U.K.’s Davey Urges 40% EU Emissions Target, Shuns Renewable GoalSally Bakewell
U.K. Energy Secretary Ed Davey said he’s against setting numerical targets for the European Union to increase renewable generation while he endorses a more ambitious goal for reducing emissions.
The European Union should target emissions reductions of at least 40 percent by 2030, Davey said today in a blog post on his department’s website. Member states should be allowed to reach that goal by choosing from a mix of generation, including nuclear power and carbon-capture and storage technology along with renewable sources such as wind and biofuel, he said.

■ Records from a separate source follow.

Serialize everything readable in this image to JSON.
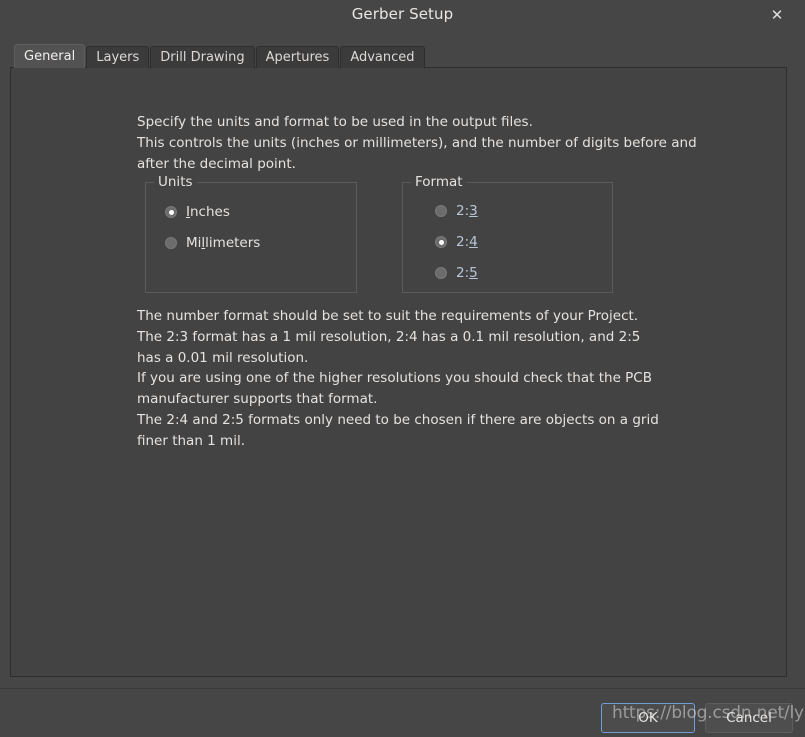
{
  "window": {
    "title": "Gerber Setup",
    "close_icon": "close-icon",
    "close_glyph": "✕"
  },
  "tabs": [
    {
      "label": "General",
      "active": true
    },
    {
      "label": "Layers",
      "active": false
    },
    {
      "label": "Drill Drawing",
      "active": false
    },
    {
      "label": "Apertures",
      "active": false
    },
    {
      "label": "Advanced",
      "active": false
    }
  ],
  "general": {
    "intro_text": "Specify the units and format to be used in the output files.\nThis controls the units (inches or millimeters), and the number of digits before and after the decimal point.",
    "units": {
      "title": "Units",
      "options": [
        {
          "label": "Inches",
          "mnemonic": "I",
          "selected": true
        },
        {
          "label": "Millimeters",
          "mnemonic": "l",
          "selected": false
        }
      ]
    },
    "format": {
      "title": "Format",
      "options": [
        {
          "label": "2:3",
          "mnemonic": "3",
          "selected": false
        },
        {
          "label": "2:4",
          "mnemonic": "4",
          "selected": true
        },
        {
          "label": "2:5",
          "mnemonic": "5",
          "selected": false
        }
      ]
    },
    "notes_text": "The number format should be set to suit the requirements of your Project.\nThe 2:3 format has a 1 mil resolution, 2:4 has a 0.1 mil resolution, and 2:5 has a 0.01 mil resolution.\nIf you are using one of the higher resolutions you should check that the PCB manufacturer supports that format.\nThe 2:4 and 2:5 formats only need to be chosen if there are objects on a grid finer than 1 mil."
  },
  "footer": {
    "ok_label": "OK",
    "cancel_label": "Cancel"
  },
  "watermark": {
    "text": "https://blog.csdn.net/lyrjj"
  },
  "colors": {
    "window_bg": "#464646",
    "panel_bg": "#434343",
    "tab_inactive_bg": "#3b3b3b",
    "tab_active_bg": "#525252",
    "text": "#e6e2df",
    "link_text": "#b8c6d8",
    "focus_border": "#6f9fd8"
  }
}
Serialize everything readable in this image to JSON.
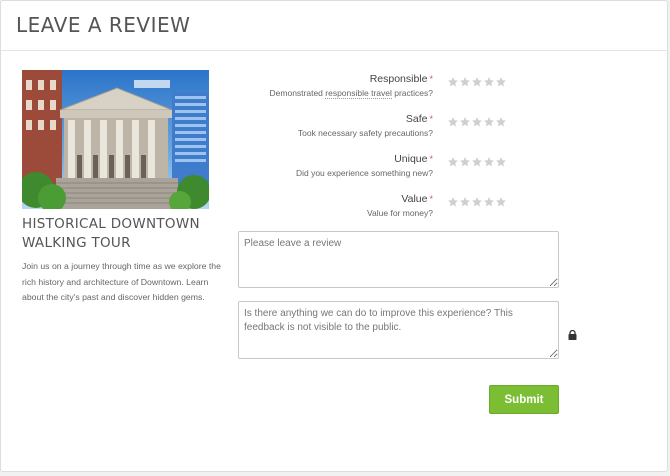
{
  "header": {
    "title": "LEAVE A REVIEW"
  },
  "tour": {
    "title": "HISTORICAL DOWNTOWN WALKING TOUR",
    "description": "Join us on a journey through time as we explore the rich history and architecture of Downtown. Learn about the city's past and discover hidden gems."
  },
  "ratings": [
    {
      "label": "Responsible",
      "required": "*",
      "sub_before": "Demonstrated ",
      "sub_link": "responsible travel",
      "sub_after": " practices?",
      "stars": 0,
      "max": 5
    },
    {
      "label": "Safe",
      "required": "*",
      "sub": "Took necessary safety precautions?",
      "stars": 0,
      "max": 5
    },
    {
      "label": "Unique",
      "required": "*",
      "sub": "Did you experience something new?",
      "stars": 0,
      "max": 5
    },
    {
      "label": "Value",
      "required": "*",
      "sub": "Value for money?",
      "stars": 0,
      "max": 5
    }
  ],
  "review_field": {
    "placeholder": "Please leave a review",
    "value": ""
  },
  "feedback_field": {
    "placeholder": "Is there anything we can do to improve this experience? This feedback is not visible to the public.",
    "value": ""
  },
  "submit": {
    "label": "Submit"
  },
  "colors": {
    "accent": "#7bbe34",
    "required": "#d9534f",
    "star_empty": "#cfcfcf"
  },
  "icons": {
    "star": "star-icon",
    "lock": "lock-icon"
  }
}
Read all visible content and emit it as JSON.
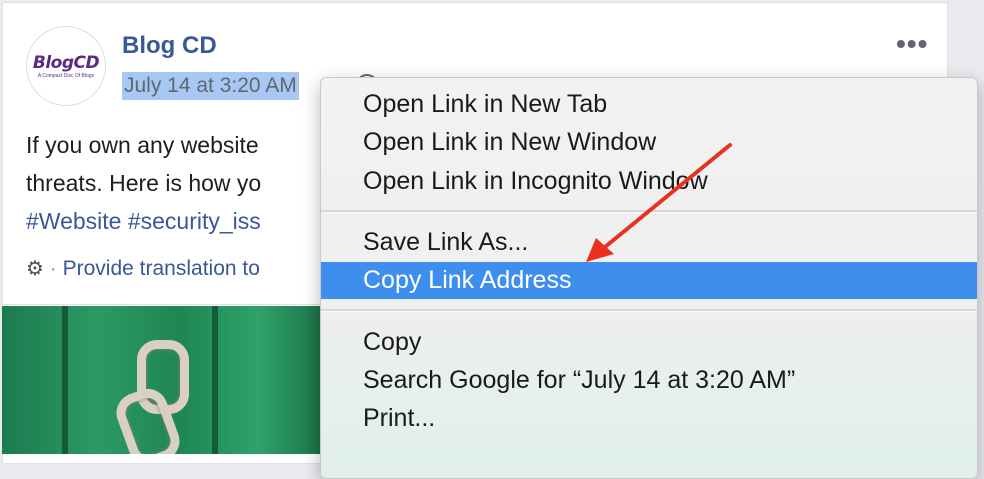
{
  "post": {
    "page_name": "Blog CD",
    "timestamp": "July 14 at 3:20 AM",
    "more_label": "•••",
    "avatar_logo": "BlogCD",
    "avatar_tagline": "A Compact Disc Of Blogs",
    "text_line1": "If you own any website",
    "text_line2": "threats. Here is how yo",
    "hashtags": "#Website #security_iss",
    "translate_sep": "·",
    "translate_label": "Provide translation to"
  },
  "context_menu": {
    "group1": [
      "Open Link in New Tab",
      "Open Link in New Window",
      "Open Link in Incognito Window"
    ],
    "group2": [
      "Save Link As...",
      "Copy Link Address"
    ],
    "group3": [
      "Copy",
      "Search Google for “July 14 at 3:20 AM”",
      "Print..."
    ],
    "highlighted_item": "Copy Link Address"
  },
  "colors": {
    "link_blue": "#385898",
    "menu_highlight": "#3e8fed",
    "timestamp_selection": "#a8c8f4",
    "arrow_red": "#e8321d"
  },
  "icons": [
    "globe-icon",
    "more-options-icon",
    "gear-icon",
    "red-arrow-annotation"
  ]
}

“We need a technology-neutral approach to how individual countries meet their emissions targets,” he wrote. “We want to maintain flexibility for member states.”
Europe’s climate and energy policy to 2020 has been key in driving wind and solar plant construction from England to Poland as it seeks to curb emissions while boosting supplies. The bloc’s regulatory arm in March began debate on a framework for renewables, energy efficiency and greenhouse-gas reduction targets for the decade to 2030 and aims to present draft legislation toward the end of this year.
The 27-member bloc should adopt a 50 percent cut in greenhouse gases compared with 1990 levels if nations are able to strike a global emissions deal in 2015 to replace the Kyoto Protocol, Davey said. Existing EU law seeks a 20 percent reduction in emissions by the end of the decade.
“These targets are achievable, affordable and necessary if we are to limit climate change to manageable proportions,” Davey said. “Without the EU adopting an ambitious approach, a global deal will be virtually impossible.”
The British government is under pressure to build new power stations as about one-fifth of its capacity is due to be retired in the next decade. Lawmakers are working on an energy bill to spur 110 billion pounds ($166 billion) of low-carbon generation, including new nuclear and gas-fired plants.
The plans have been criticized by analyst Peter Atherton at Liberum Capital Ltd., who wrote last month that the government has “grossly underestimated” what’s needed and has set the country on the path to an energy crisis. The U.K.’s own climate adviser, the Committee on Climate Change, said the lack of 2030 carbon-reduction target for the power sector in the proposals undermines investor confidence.
Environmental group WWF said a target for renewables is vital.
“By providing greater certainty to investors in the EU’s renewables sector, a future renewables target could help reduce the costs of financing renewable-energy projects in the EU,” WWF-U.K. Chief Executive Officer David Nussbaum said in a May 25 statement.